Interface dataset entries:
Segment Open

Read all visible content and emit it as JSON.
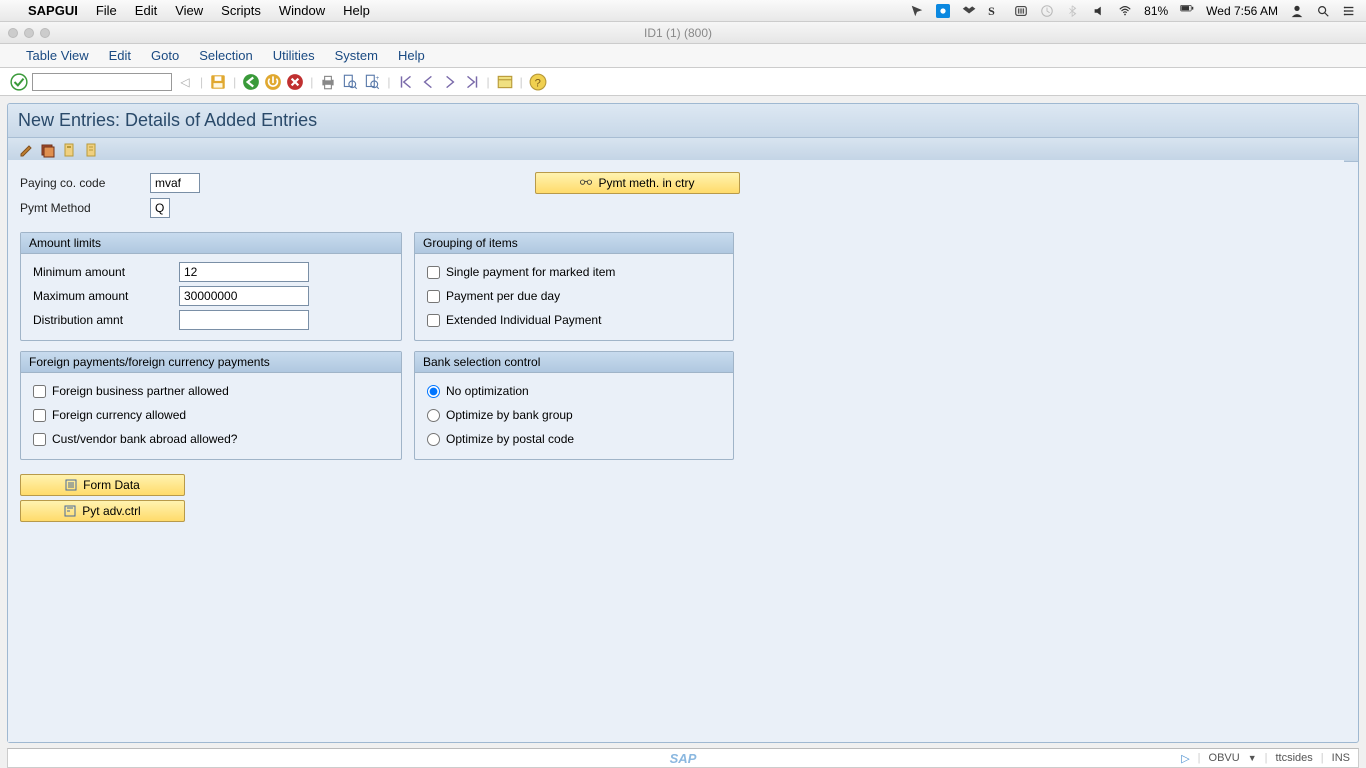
{
  "macMenu": {
    "appName": "SAPGUI",
    "items": [
      "File",
      "Edit",
      "View",
      "Scripts",
      "Window",
      "Help"
    ],
    "battery": "81%",
    "clock": "Wed 7:56 AM"
  },
  "windowTitle": "ID1 (1) (800)",
  "sapMenu": [
    "Table View",
    "Edit",
    "Goto",
    "Selection",
    "Utilities",
    "System",
    "Help"
  ],
  "screenTitle": "New Entries: Details of Added Entries",
  "header": {
    "payingCoCodeLabel": "Paying co. code",
    "payingCoCodeValue": "mvaf",
    "pymtMethodLabel": "Pymt Method",
    "pymtMethodValue": "Q",
    "pymtMethInCtryBtn": "Pymt meth. in ctry"
  },
  "amountLimits": {
    "title": "Amount limits",
    "minLabel": "Minimum amount",
    "minValue": "12",
    "maxLabel": "Maximum amount",
    "maxValue": "30000000",
    "distLabel": "Distribution amnt",
    "distValue": ""
  },
  "grouping": {
    "title": "Grouping of items",
    "opt1": "Single payment for marked item",
    "opt2": "Payment per due day",
    "opt3": "Extended Individual Payment"
  },
  "foreign": {
    "title": "Foreign payments/foreign currency payments",
    "opt1": "Foreign business partner allowed",
    "opt2": "Foreign currency allowed",
    "opt3": "Cust/vendor bank abroad allowed?"
  },
  "bankSel": {
    "title": "Bank selection control",
    "opt1": "No optimization",
    "opt2": "Optimize by bank group",
    "opt3": "Optimize by postal code"
  },
  "buttons": {
    "formData": "Form Data",
    "pytAdvCtrl": "Pyt adv.ctrl"
  },
  "status": {
    "sapLogo": "SAP",
    "field1": "OBVU",
    "field2": "ttcsides",
    "field3": "INS"
  }
}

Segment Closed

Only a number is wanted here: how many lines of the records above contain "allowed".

3